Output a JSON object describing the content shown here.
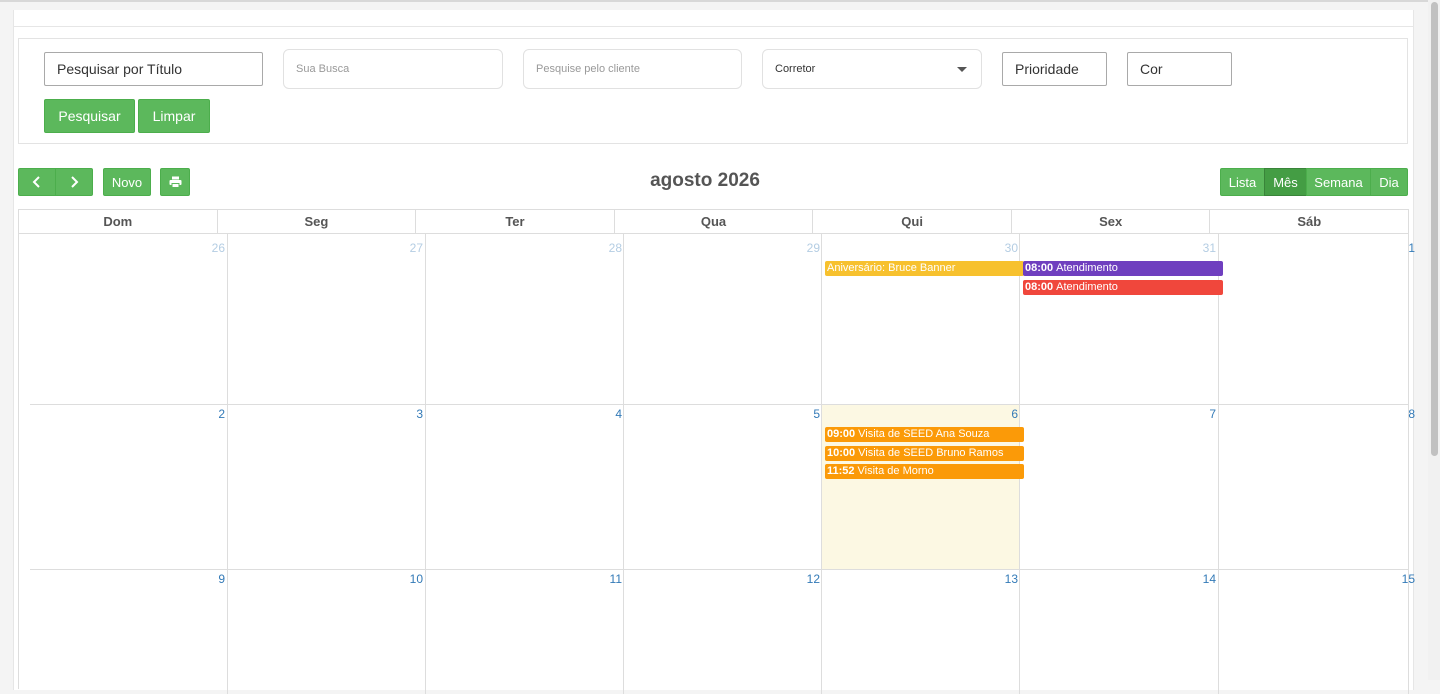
{
  "filters": {
    "title_value": "Pesquisar por Título",
    "search_placeholder": "Sua Busca",
    "client_placeholder": "Pesquise pelo cliente",
    "broker_selected": "Corretor",
    "priority_value": "Prioridade",
    "color_value": "Cor",
    "search_button": "Pesquisar",
    "clear_button": "Limpar"
  },
  "toolbar": {
    "new_button": "Novo",
    "month_title": "agosto 2026",
    "views": [
      "Lista",
      "Mês",
      "Semana",
      "Dia"
    ],
    "active_view": "Mês"
  },
  "weekdays": [
    "Dom",
    "Seg",
    "Ter",
    "Qua",
    "Qui",
    "Sex",
    "Sáb"
  ],
  "weeks": [
    [
      "26",
      "27",
      "28",
      "29",
      "30",
      "31",
      "1"
    ],
    [
      "2",
      "3",
      "4",
      "5",
      "6",
      "7",
      "8"
    ],
    [
      "9",
      "10",
      "11",
      "12",
      "13",
      "14",
      "15"
    ]
  ],
  "events": [
    {
      "time": "",
      "title": "Aniversário: Bruce Banner",
      "color": "#f7c12e"
    },
    {
      "time": "08:00",
      "title": "Atendimento",
      "color": "#6f3fbf"
    },
    {
      "time": "08:00",
      "title": "Atendimento",
      "color": "#f0473c"
    },
    {
      "time": "09:00",
      "title": "Visita de SEED Ana Souza",
      "color": "#fb9a08"
    },
    {
      "time": "10:00",
      "title": "Visita de SEED Bruno Ramos",
      "color": "#fb9a08"
    },
    {
      "time": "11:52",
      "title": "Visita de Morno",
      "color": "#fb9a08"
    }
  ],
  "colors": {
    "primary_button": "#5cb85c",
    "today_highlight": "#fcf8e3"
  }
}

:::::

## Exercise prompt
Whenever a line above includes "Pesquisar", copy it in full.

## Answer space
    "title_value": "Pesquisar por Título",
    "search_button": "Pesquisar",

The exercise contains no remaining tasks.